Pneumatic rock drill
Rock drill bits
Pneumatic jack hammer
Shovel with pointed blade
Fence post level
Pre-mixed post cement
Use pressure-treated posts or railroad ties as these won’t rot.
Cut all the holes first and then go along and cement the posts in place. Larger amounts of cement can be mixed at once and save time over mixing individual amounts.
Use a quick-set cement made for fence post work.
Use spray paint to mark post positions on rock.
Pneumatic tools require strict attention to the job; injuries can happen fast.
Wear safety equipment, eye protection, leather gloves and boots and hearing protection.
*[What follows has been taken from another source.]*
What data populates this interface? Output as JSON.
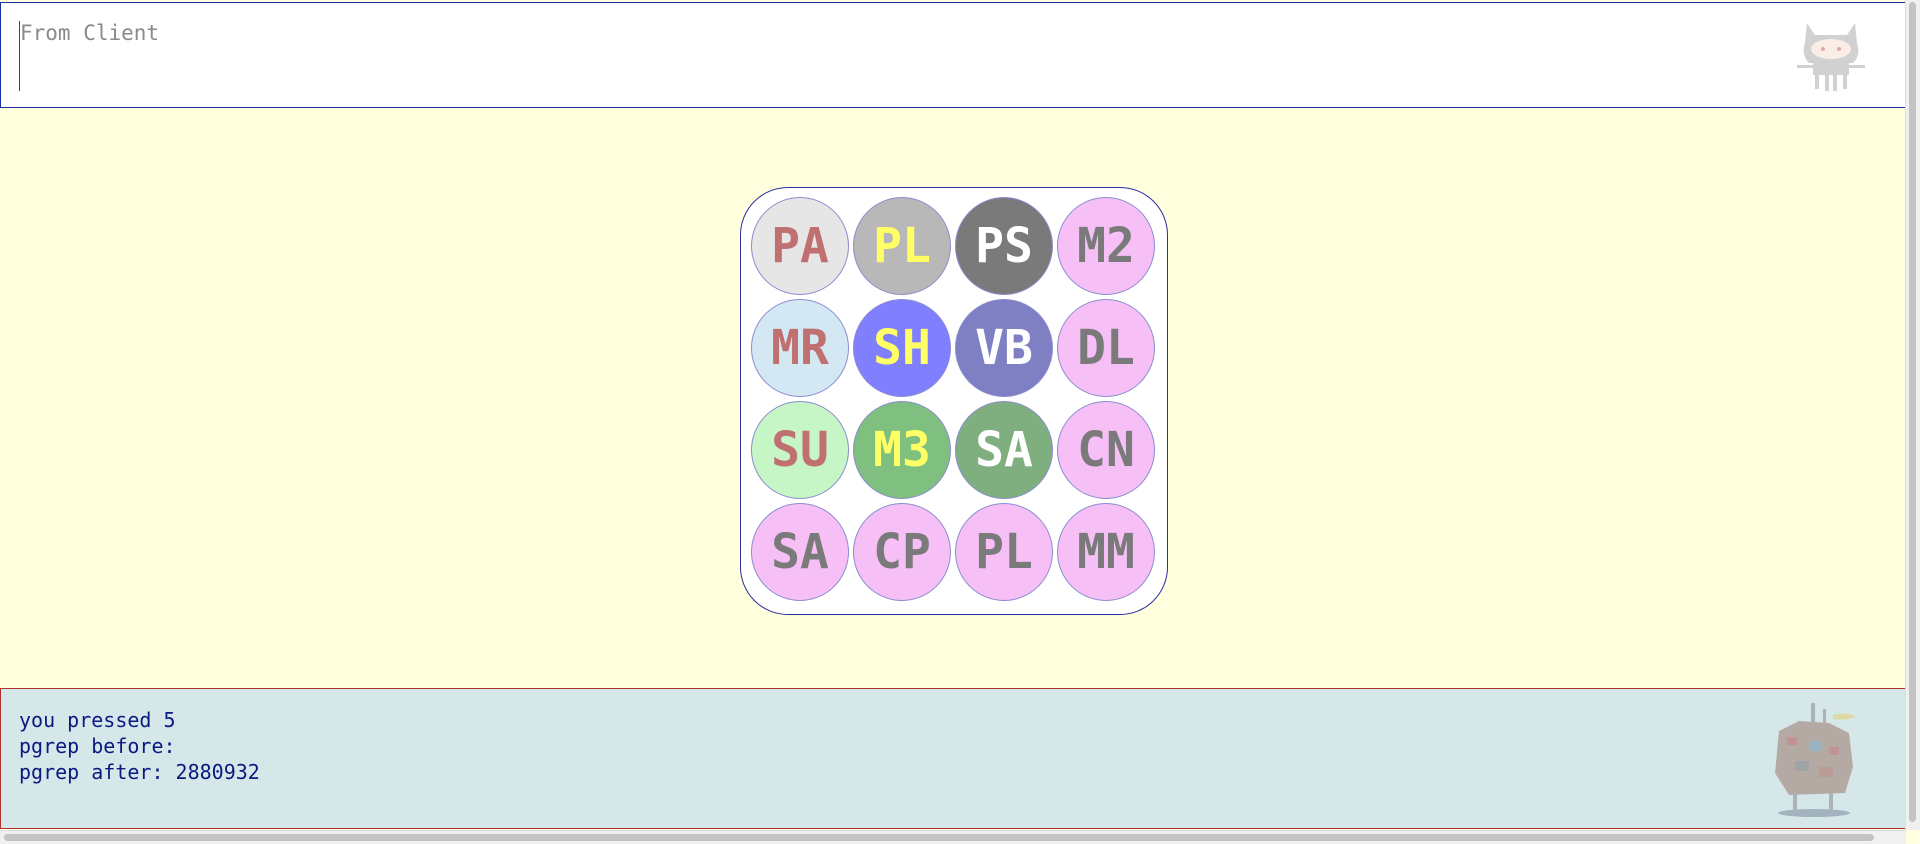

Rock chips will be flying.
One of the most frustrating and challenging aspects of building a fence is encountering solid rock. Fence lines often need to be run over areas of pure rock, for instance, when putting up stock fence in rural areas. Posts, whether wooden or T-posts, can be set in solid rock. It is a hard job that is best done with two workers. The result is a fence line supported by solid posts.
Measure out the fence line and mark on the rock where each post is to go. At each mark, use a rock drill to cut a series of holes in a circle and inside the circle. Drill holes to create a circle twice the diameter of the post and 6 to 10 inches deep.
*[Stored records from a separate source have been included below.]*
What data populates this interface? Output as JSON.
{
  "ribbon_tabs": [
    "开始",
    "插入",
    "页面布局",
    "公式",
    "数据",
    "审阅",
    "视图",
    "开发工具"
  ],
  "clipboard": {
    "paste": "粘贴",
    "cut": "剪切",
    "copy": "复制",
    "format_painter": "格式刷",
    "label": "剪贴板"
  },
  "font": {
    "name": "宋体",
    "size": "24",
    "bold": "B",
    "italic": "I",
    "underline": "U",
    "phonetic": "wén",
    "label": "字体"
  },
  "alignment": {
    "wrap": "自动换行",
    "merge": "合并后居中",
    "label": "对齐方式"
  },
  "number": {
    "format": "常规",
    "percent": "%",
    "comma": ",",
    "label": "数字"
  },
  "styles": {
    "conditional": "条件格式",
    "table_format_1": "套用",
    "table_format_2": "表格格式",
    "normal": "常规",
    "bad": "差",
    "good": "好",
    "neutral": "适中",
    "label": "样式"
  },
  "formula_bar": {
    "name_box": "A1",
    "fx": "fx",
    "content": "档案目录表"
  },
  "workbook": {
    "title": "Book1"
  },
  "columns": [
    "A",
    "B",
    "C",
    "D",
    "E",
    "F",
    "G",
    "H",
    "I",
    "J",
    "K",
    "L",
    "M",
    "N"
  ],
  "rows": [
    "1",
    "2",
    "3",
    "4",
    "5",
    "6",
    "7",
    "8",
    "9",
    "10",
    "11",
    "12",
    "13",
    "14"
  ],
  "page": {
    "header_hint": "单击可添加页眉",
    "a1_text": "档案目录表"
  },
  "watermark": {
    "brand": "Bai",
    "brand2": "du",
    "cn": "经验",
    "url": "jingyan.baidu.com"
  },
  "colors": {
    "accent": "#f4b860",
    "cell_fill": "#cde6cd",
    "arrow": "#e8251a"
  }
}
With a medium-size bit, use the jack hammer to break all the rock out from inside the drilled circle. Scoop all the rock fragments out of the hole. Repeat the drilling pattern down another 6 to 10 inches. Break this up with the jack hammer and clean out the hole.
Continue drilling and hammering out the rock until the hole is 2 feet deep. Set the wooden post in the hole with the fence-post level locked onto an upper corner of the post.
Mix a sack of the cement in the wheelbarrow. Hold the post in position and check it with a level. Have an assistant shovel cement into the hole around the fence post. Fill the hole, then add extra cement at the base of the post. Use the shovel to sculpt the cement to make a rise around the post; this will keep water from pooling up around the post.
Brace the post perfectly level as the cement sets.
Set steel T-posts in rock by drilling a hole slightly larger in diameter than the T-post. Knock the spade off the bottom of the T-post. Drop the bottom end of the post in the hole. If it is snug, tap the post down with a hammer. If it is loose, fill in around the post with cement.
Allow 24 hours for the cement to fully harden before stretching wire and attaching it to the posts.
Dave P. Fisher
Dave P. Fisher is an internationally published and award-winning Western novelist and short-story writer. His work has appeared in several anthologies and his nonfiction articles in outdoor magazines. An avid outdoorsman, Fisher has more than 40 years of experience as a hunter, trapper, fisherman, taxidermist, professional fly-tyer, horsepacker and guide.